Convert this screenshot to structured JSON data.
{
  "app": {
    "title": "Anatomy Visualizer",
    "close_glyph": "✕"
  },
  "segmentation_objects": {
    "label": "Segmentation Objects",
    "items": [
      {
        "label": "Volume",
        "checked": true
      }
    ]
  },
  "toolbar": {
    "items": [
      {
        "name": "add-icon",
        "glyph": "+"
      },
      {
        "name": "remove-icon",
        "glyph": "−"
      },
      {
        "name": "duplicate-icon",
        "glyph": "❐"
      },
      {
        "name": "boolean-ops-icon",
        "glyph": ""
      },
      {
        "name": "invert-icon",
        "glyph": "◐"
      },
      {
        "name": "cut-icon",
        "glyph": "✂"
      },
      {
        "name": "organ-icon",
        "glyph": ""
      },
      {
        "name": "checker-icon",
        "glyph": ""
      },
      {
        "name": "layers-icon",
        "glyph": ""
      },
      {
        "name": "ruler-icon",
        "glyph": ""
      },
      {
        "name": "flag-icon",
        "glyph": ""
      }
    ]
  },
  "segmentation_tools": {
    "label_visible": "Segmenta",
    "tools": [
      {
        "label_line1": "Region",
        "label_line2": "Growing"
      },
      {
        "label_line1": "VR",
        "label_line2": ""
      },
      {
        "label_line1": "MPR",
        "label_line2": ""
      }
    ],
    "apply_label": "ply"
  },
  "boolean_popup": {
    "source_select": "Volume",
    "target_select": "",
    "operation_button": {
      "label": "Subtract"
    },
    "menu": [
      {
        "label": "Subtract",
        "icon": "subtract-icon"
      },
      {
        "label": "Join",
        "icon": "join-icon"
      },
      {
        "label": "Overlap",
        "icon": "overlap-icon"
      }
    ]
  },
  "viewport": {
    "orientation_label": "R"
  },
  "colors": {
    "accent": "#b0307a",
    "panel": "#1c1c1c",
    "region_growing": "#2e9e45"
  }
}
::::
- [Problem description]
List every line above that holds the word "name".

- [Solution to the exercise]
        "name": "add-icon",
        "name": "remove-icon",
        "name": "duplicate-icon",
        "name": "boolean-ops-icon",
        "name": "invert-icon",
        "name": "cut-icon",
        "name": "organ-icon",
        "name": "checker-icon",
        "name": "layers-icon",
        "name": "ruler-icon",
        "name": "flag-icon",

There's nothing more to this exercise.